In this doctoral dissertation in musicology, I study DJ practices in contempo-rary Finland. I am particularly interested in how DJs function as cultural bro-kers when music in recorded format travels across time and space. The mainquestion my study seeks to answer is how are musical cultures localized, ormade meaningful in a new socio-cultural environment through DJ perfor-mances and therein related activities. This question is investigated over four re-search articles in three distinct case studies, each focusing on a specific musicalcategory, conceptualized as a “disc culture” (Thornton 1995), emphasizing thecentrality of recorded sound as a medium of the music. The three categories ofmusic investigated in my thesis are dancehall reggae, Finnish iskelmä music andLatin American music. These categories, which from the local audience per-spective represent remote musical cultures, are not to be understood as fixed,but rather as narratives that are constructed in the performance setting. Theconcept of performance, following Auslander (2004), is applied as an analyti-cal concept to all empirical material. As such, although the study also includesanalysis of DJs’ stage performances in a nightclub setting, I am also concernedwith how the DJs work as brokers off stage. This work, which could be char-acterized as taking place in the space between production and consumption,influences values and meanings that listeners ascribe to the music. Method-ologically this study combines ethnographic accounts with theoretical investi-gations. Empirical material analyzed in the study includes interviews with DJs,observational field research in nightclubs, media discourses, promotional mate-rial, individual recordings and set lists from DJ performances.

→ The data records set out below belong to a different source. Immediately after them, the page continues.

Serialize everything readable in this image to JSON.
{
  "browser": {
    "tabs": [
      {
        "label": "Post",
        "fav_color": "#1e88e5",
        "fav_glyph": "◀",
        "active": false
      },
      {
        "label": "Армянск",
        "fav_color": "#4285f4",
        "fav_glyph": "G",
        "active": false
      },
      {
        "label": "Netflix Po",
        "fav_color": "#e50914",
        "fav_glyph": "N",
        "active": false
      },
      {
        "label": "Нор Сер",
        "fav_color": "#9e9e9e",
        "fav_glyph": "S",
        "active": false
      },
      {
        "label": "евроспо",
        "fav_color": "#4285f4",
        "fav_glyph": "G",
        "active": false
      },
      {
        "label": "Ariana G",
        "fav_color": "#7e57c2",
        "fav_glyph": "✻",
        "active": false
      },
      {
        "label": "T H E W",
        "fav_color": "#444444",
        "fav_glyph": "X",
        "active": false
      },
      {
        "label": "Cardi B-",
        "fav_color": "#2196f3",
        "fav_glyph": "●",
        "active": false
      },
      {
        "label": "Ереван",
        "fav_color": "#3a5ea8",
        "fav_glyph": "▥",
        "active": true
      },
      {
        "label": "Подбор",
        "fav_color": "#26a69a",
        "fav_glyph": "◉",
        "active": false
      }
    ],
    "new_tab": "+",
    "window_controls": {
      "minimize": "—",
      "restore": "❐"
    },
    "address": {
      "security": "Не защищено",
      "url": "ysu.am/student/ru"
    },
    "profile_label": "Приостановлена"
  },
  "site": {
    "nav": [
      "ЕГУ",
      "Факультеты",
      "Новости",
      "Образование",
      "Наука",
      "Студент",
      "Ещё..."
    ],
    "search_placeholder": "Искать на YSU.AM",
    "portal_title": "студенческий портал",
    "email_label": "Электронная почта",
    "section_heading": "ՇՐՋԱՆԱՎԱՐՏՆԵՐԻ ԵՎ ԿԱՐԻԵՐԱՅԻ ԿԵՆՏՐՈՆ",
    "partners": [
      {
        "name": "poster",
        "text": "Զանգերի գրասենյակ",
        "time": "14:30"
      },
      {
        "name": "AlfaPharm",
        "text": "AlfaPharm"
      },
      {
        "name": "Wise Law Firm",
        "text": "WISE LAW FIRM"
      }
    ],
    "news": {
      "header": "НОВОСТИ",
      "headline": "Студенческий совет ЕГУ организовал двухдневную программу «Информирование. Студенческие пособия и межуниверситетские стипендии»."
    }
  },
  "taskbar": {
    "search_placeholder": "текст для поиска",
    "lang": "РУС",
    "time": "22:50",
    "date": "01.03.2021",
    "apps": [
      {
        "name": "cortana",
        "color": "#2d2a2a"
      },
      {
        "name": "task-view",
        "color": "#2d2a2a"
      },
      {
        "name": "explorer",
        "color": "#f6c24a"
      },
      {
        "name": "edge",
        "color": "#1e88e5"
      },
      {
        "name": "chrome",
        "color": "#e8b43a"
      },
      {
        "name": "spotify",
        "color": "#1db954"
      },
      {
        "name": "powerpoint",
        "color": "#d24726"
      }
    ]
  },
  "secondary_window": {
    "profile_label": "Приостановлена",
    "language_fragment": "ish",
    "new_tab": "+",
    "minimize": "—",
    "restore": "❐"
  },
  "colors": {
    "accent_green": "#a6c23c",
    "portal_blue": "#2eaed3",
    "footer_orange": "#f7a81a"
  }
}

My research shows how the function of records as a medium is under con-stant negotiation, as records are in various ways altered and embedded into aDJ’s work. The authority of a discrete musical work is questioned in my casestudies in several ways, as ideas behind records find new forms of expressionand as industry driven distinctions between the live performance of bands ascollective audience experiences and recorded albums as objects intended fordomestic private listening are discarded. I argue that genres moving to anothercultural sphere will not maintain all their inherent values and meanings, asthe terms for the adaptation of the music is negotiated between the DJ andthe local audience. The audience intimately involved in the localization processis, however, not a homogeneous group and members of the audience who areless engaged in the performance setting can become outside observers to theunfolding drama of the events. The DJs’ strategies to facilitate the process oflocalization include various practices of framing through the choice of musicalrepertoire, and through verbal and visual communication. I maintain that DJsplay a significant role mediating between the remote production and local con-sumption of a musical genre. Through their work, DJs can challenge dominat-ing cultural narratives and explore alternatives to established discourses.
|Publication status||Published - 2017|
|MoE publication type||G5 Doctoral dissertation (article)|